- **Problem details**
Below are some records; copy each line in them that contains "Features".

====================

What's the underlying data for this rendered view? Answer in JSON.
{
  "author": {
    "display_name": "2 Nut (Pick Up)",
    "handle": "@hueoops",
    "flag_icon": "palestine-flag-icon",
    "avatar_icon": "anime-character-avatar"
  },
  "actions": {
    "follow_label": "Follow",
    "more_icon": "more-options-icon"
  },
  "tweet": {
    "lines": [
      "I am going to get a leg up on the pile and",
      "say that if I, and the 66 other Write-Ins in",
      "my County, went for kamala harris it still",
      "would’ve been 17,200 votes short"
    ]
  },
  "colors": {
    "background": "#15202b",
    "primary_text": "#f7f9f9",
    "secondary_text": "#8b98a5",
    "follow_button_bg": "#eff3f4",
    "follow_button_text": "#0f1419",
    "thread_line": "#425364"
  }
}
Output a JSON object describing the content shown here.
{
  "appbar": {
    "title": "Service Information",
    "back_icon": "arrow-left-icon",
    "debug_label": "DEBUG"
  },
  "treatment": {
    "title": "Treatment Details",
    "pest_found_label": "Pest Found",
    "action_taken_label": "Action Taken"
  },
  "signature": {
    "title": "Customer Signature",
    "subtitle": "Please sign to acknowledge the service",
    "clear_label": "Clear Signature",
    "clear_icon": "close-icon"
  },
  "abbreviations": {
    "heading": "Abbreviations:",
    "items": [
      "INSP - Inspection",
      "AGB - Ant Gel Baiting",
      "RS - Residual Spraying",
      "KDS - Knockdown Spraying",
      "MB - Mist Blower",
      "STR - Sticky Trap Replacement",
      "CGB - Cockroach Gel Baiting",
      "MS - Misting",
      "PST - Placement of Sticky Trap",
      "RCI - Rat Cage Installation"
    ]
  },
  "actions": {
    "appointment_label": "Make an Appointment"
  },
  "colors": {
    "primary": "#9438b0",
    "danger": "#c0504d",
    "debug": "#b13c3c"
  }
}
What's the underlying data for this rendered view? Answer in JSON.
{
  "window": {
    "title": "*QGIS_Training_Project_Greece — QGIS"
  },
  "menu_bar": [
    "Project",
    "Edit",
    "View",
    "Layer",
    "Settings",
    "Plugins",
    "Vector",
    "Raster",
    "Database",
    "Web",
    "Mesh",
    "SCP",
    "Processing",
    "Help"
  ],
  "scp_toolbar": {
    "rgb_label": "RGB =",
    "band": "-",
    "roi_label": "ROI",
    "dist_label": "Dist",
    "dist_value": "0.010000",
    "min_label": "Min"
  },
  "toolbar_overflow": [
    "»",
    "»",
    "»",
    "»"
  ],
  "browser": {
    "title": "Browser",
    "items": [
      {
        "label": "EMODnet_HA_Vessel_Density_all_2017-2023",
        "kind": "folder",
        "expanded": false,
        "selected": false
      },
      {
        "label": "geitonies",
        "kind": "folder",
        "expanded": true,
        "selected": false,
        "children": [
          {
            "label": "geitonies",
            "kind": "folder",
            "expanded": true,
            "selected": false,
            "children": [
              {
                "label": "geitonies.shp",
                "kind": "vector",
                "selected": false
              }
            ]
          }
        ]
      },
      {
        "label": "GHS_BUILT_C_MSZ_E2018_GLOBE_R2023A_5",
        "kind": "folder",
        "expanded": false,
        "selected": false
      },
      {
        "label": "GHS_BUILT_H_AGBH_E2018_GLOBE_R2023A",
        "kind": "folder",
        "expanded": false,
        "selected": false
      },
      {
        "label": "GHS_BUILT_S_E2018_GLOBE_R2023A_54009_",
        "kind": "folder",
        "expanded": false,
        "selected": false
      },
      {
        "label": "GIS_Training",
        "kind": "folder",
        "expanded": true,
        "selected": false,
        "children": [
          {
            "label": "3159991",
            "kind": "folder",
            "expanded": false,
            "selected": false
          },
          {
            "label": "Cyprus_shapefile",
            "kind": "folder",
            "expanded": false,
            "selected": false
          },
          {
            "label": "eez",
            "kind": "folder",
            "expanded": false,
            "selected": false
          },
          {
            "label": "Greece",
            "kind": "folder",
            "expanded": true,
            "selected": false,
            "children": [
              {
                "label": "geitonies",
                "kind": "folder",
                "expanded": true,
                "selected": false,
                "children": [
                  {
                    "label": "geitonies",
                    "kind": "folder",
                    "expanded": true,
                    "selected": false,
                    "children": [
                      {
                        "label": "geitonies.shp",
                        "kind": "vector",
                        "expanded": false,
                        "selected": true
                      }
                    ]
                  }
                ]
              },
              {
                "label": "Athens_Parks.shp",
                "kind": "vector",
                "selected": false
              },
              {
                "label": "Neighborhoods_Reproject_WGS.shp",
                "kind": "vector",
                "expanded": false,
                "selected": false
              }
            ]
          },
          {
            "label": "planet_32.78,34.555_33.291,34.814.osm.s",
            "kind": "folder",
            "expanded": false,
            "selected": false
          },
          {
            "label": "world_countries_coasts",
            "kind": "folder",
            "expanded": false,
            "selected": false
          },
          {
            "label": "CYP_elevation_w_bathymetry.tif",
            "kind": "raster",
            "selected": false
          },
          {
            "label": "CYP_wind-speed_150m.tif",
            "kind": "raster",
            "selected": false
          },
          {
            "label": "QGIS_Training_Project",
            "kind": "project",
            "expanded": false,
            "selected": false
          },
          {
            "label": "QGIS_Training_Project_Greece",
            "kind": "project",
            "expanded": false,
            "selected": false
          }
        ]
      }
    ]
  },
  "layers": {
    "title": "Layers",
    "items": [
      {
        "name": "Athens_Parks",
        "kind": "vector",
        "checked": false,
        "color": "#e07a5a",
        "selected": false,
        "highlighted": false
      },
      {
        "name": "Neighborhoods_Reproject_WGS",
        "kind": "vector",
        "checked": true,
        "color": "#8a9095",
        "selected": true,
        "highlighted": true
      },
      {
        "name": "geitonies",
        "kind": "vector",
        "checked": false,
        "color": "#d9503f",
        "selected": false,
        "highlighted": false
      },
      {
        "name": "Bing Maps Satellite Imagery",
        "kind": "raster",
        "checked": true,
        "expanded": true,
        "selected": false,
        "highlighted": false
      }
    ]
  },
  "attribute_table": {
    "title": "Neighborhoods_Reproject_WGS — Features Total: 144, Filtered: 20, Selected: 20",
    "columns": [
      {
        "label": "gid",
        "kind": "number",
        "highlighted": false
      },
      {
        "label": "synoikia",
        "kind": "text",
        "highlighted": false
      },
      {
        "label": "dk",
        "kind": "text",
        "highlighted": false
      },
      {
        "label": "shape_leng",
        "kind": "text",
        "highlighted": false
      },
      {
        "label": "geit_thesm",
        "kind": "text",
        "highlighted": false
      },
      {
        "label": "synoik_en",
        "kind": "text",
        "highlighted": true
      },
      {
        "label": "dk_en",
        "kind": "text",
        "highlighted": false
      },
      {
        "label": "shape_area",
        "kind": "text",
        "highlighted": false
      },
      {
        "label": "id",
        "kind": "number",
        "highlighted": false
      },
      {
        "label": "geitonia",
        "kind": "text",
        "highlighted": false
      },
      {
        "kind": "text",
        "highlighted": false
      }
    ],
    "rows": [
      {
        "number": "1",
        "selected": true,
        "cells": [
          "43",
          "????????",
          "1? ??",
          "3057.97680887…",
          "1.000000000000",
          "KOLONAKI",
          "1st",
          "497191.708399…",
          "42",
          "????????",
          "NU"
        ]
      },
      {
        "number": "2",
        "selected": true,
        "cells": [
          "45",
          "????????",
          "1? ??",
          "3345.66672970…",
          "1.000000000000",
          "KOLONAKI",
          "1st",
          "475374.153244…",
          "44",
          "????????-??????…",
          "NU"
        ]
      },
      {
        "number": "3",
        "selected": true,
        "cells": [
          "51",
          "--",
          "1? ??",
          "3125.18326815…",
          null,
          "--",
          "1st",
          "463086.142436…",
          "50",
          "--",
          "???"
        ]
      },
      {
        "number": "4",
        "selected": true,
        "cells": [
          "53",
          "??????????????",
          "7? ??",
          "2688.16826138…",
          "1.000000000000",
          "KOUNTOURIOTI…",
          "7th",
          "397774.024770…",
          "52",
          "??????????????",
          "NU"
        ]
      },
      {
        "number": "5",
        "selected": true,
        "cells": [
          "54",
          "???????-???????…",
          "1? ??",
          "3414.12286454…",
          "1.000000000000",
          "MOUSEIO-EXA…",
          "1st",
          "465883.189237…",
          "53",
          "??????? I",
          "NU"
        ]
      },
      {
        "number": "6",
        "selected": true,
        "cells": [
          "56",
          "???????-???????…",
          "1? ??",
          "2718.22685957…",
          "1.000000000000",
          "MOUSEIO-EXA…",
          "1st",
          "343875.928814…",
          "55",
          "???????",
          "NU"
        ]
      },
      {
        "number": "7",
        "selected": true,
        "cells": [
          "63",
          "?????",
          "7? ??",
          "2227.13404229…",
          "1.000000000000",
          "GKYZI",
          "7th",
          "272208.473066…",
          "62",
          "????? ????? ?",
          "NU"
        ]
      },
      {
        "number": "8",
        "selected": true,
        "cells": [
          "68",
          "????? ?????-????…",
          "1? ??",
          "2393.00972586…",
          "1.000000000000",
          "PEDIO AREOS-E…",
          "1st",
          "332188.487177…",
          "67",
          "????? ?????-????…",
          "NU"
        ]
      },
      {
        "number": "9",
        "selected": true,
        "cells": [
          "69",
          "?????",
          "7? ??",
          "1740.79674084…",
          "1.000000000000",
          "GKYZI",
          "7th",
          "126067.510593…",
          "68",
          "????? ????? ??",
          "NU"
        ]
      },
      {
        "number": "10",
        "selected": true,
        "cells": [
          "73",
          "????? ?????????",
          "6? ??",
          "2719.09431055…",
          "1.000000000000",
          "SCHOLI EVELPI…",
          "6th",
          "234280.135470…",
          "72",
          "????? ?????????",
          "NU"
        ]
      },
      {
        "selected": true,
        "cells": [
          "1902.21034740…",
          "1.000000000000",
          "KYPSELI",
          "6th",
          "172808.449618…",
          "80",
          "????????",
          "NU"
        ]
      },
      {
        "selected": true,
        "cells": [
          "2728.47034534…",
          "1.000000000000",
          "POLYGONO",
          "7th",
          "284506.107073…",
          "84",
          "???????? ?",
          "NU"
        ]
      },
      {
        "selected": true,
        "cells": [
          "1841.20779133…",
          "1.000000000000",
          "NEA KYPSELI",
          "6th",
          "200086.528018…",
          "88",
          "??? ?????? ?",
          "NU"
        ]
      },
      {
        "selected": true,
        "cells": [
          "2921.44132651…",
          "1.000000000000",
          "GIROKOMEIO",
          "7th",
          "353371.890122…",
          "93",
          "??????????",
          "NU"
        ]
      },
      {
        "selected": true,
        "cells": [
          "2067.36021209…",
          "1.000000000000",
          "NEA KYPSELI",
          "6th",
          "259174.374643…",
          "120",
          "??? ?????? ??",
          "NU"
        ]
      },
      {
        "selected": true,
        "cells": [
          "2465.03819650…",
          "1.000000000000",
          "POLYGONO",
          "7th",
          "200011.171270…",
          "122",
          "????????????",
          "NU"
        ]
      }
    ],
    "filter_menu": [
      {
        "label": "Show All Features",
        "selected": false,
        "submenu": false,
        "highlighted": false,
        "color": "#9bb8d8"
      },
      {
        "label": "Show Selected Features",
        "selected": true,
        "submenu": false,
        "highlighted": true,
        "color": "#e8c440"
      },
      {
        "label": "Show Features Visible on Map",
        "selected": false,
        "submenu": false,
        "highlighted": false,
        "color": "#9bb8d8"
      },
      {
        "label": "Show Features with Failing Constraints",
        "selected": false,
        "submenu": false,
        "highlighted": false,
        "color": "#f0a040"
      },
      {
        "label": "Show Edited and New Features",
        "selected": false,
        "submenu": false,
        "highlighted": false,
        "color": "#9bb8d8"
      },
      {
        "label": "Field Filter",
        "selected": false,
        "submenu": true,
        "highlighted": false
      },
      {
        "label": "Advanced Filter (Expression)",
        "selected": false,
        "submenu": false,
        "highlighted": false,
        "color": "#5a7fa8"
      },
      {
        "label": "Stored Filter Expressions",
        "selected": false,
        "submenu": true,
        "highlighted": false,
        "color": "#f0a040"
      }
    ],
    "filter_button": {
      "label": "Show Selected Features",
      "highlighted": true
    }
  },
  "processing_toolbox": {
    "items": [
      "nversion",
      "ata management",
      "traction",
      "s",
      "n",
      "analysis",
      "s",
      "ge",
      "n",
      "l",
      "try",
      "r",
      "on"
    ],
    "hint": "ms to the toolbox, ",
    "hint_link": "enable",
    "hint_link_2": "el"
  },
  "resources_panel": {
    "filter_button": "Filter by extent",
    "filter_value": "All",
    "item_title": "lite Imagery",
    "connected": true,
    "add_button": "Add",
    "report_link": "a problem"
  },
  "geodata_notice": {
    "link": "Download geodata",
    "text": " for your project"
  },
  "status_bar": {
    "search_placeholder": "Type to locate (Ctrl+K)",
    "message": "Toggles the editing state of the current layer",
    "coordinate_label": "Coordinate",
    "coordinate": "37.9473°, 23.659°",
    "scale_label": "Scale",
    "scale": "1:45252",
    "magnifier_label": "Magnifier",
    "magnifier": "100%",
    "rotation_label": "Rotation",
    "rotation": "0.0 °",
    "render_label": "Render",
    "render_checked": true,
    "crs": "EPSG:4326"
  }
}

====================

- **Exercise solution**
    "title": "Neighborhoods_Reproject_WGS — Features Total: 144, Filtered: 20, Selected: 20",
        "label": "Show All Features",
        "label": "Show Selected Features",
        "label": "Show Features Visible on Map",
        "label": "Show Features with Failing Constraints",
        "label": "Show Edited and New Features",
      "label": "Show Selected Features",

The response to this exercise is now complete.